create table acs_objects (
object_id integer not null
constraint acs_objects_pk primary key
Indicates that a sequence is created when supposedly, it is possible to do this using the "serial" and "bigserial" datatype. Do the serial/bigserial datatypes work?
I tried to create a table:
create table test (
and then attempted an
insert into test values (null, 2);
which fails. I had been most familiar with mysql and the "integer auto_increment" specification where that generally works.
Can anybody briefly describe why using serial/bigserial is a bad idea (ie. like using PG inheritance?)
We use sequences in our PG code mostly because we support both Oracle and PG, and using sequences leads to our being able to share a lot more queries between the two than would be true if we used the serial datatype in PG. Our datamodels for Oracle and PG are more closely alike, too, as a consequence of this decision.
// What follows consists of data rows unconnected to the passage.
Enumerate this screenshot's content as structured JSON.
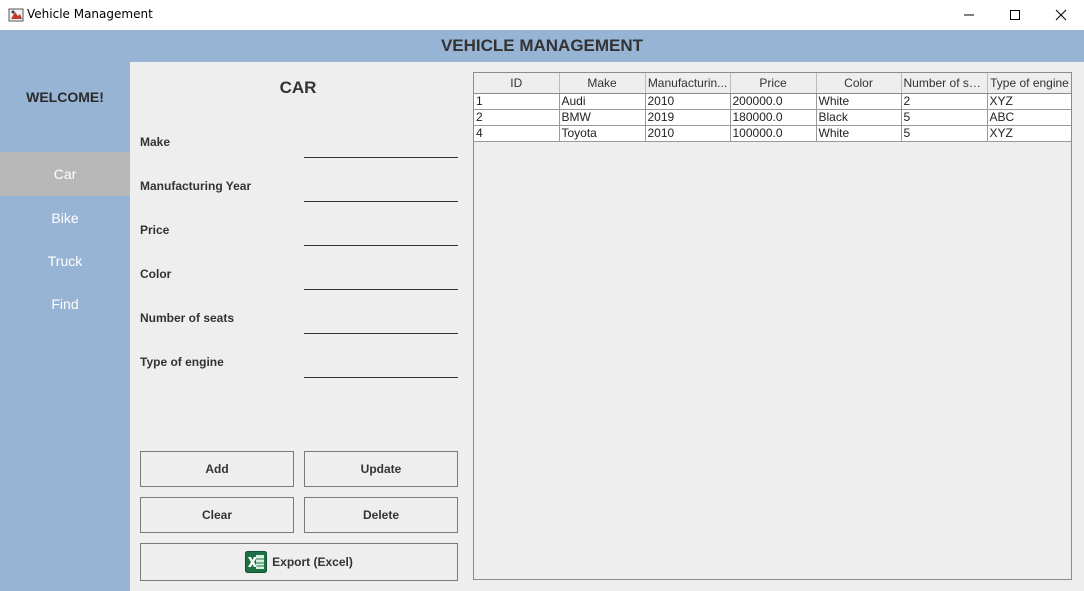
{
  "window": {
    "title": "Vehicle Management"
  },
  "header": {
    "title": "VEHICLE MANAGEMENT"
  },
  "sidebar": {
    "welcome": "WELCOME!",
    "items": [
      {
        "label": "Car",
        "active": true
      },
      {
        "label": "Bike",
        "active": false
      },
      {
        "label": "Truck",
        "active": false
      },
      {
        "label": "Find",
        "active": false
      }
    ]
  },
  "form": {
    "title": "CAR",
    "fields": [
      {
        "label": "Make",
        "value": ""
      },
      {
        "label": "Manufacturing Year",
        "value": ""
      },
      {
        "label": "Price",
        "value": ""
      },
      {
        "label": "Color",
        "value": ""
      },
      {
        "label": "Number of seats",
        "value": ""
      },
      {
        "label": "Type of engine",
        "value": ""
      }
    ],
    "buttons": {
      "add": "Add",
      "update": "Update",
      "clear": "Clear",
      "delete": "Delete",
      "export": "Export (Excel)"
    }
  },
  "table": {
    "columns": [
      "ID",
      "Make",
      "Manufacturin...",
      "Price",
      "Color",
      "Number of se...",
      "Type of engine"
    ],
    "rows": [
      [
        "1",
        "Audi",
        "2010",
        "200000.0",
        "White",
        "2",
        "XYZ"
      ],
      [
        "2",
        "BMW",
        "2019",
        "180000.0",
        "Black",
        "5",
        "ABC"
      ],
      [
        "4",
        "Toyota",
        "2010",
        "100000.0",
        "White",
        "5",
        "XYZ"
      ]
    ]
  },
  "colors": {
    "sidebar_bg": "#98b4d4",
    "panel_bg": "#eeeeee",
    "active_item_bg": "#b8b8b8"
  }
}
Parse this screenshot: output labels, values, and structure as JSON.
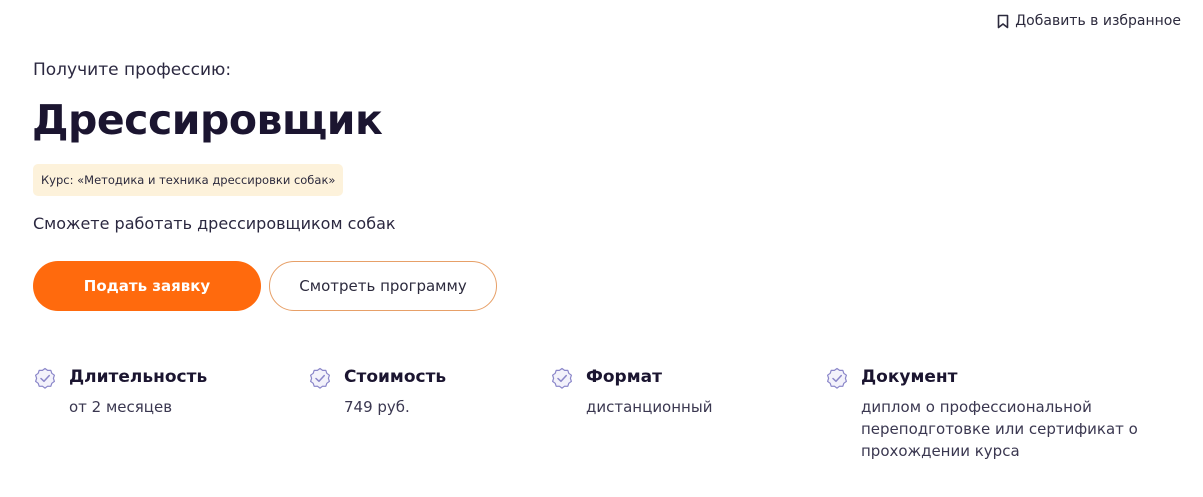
{
  "favorite": {
    "label": "Добавить в избранное",
    "icon": "bookmark-icon"
  },
  "hero": {
    "eyebrow": "Получите профессию:",
    "title": "Дрессировщик",
    "course_badge": "Курс: «Методика и техника дрессировки собак»",
    "subtitle": "Сможете работать дрессировщиком собак"
  },
  "buttons": {
    "apply_label": "Подать заявку",
    "program_label": "Смотреть программу"
  },
  "features": [
    {
      "icon": "check-badge-icon",
      "label": "Длительность",
      "value": "от 2 месяцев"
    },
    {
      "icon": "check-badge-icon",
      "label": "Стоимость",
      "value": "749 руб."
    },
    {
      "icon": "check-badge-icon",
      "label": "Формат",
      "value": "дистанционный"
    },
    {
      "icon": "check-badge-icon",
      "label": "Документ",
      "value": "диплом о профессиональной переподготовке или сертификат о прохождении курса"
    }
  ],
  "colors": {
    "accent": "#ff6a0d",
    "badge_bg": "#fdf2db",
    "icon_purple": "#8a86c9",
    "text_dark": "#1b1530"
  }
}
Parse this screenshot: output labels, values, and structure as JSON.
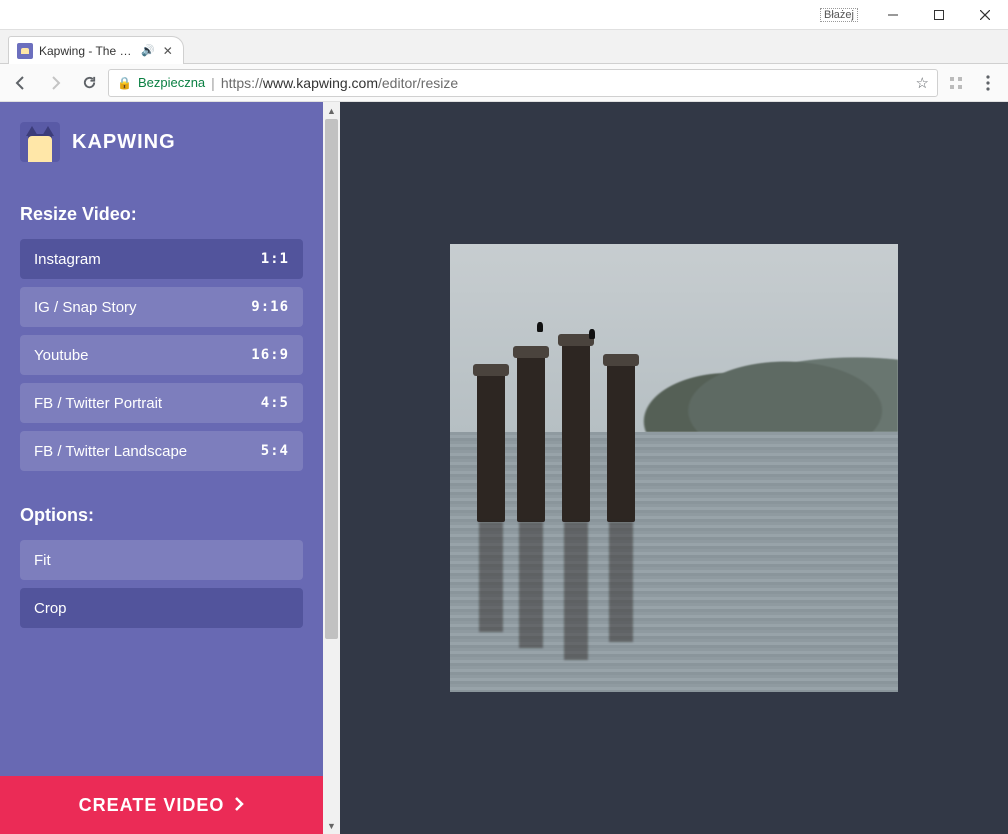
{
  "window": {
    "user": "Błażej"
  },
  "tab": {
    "title": "Kapwing - The Moder"
  },
  "address": {
    "secure_label": "Bezpieczna",
    "scheme": "https://",
    "host": "www.kapwing.com",
    "path": "/editor/resize"
  },
  "brand": "KAPWING",
  "sections": {
    "resize_title": "Resize Video:",
    "options_title": "Options:"
  },
  "resize_options": [
    {
      "label": "Instagram",
      "ratio": "1:1",
      "selected": true
    },
    {
      "label": "IG / Snap Story",
      "ratio": "9:16",
      "selected": false
    },
    {
      "label": "Youtube",
      "ratio": "16:9",
      "selected": false
    },
    {
      "label": "FB / Twitter Portrait",
      "ratio": "4:5",
      "selected": false
    },
    {
      "label": "FB / Twitter Landscape",
      "ratio": "5:4",
      "selected": false
    }
  ],
  "fit_options": [
    {
      "label": "Fit",
      "selected": false
    },
    {
      "label": "Crop",
      "selected": true
    }
  ],
  "cta": "CREATE VIDEO"
}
Sequences are also more flexible in practice, and PG's serial datatype is implemented using sequences.
In regard to your example, it has been so long since I've experimented with the serial datatype in PG that I don't remember the details of how it works ...
I've created a table:
create table test2 (
I'm trying to build a new function, "test2__new" which will insert a new string into the table and automatically give it a new i value.
create function test__new (varchar)
return integer as '
new__text alias for $1;
insert into test2
end; ' language 'plpgsql';
Whenever I try to load this new function, it always gives me "parse erorr at or near "return"". I am not sure what I'm missing.
Also, I'm trying to find some code that exports an SQL query to Excel/CSV via the OpenACS interface. I did some searching and found that it is supposed to be a feature of the simple-survey module of dotLRN. After downloading dotLRN 1.0, I haven't really been able to isolate it. Can anyone suggest where I might be able to find this type of functionality?
You need to declare v_index_id in your function, like this:
(picks up the type from table2's i column automatically)
Other than that I don't see any error in your function but I could be wrong, of course ...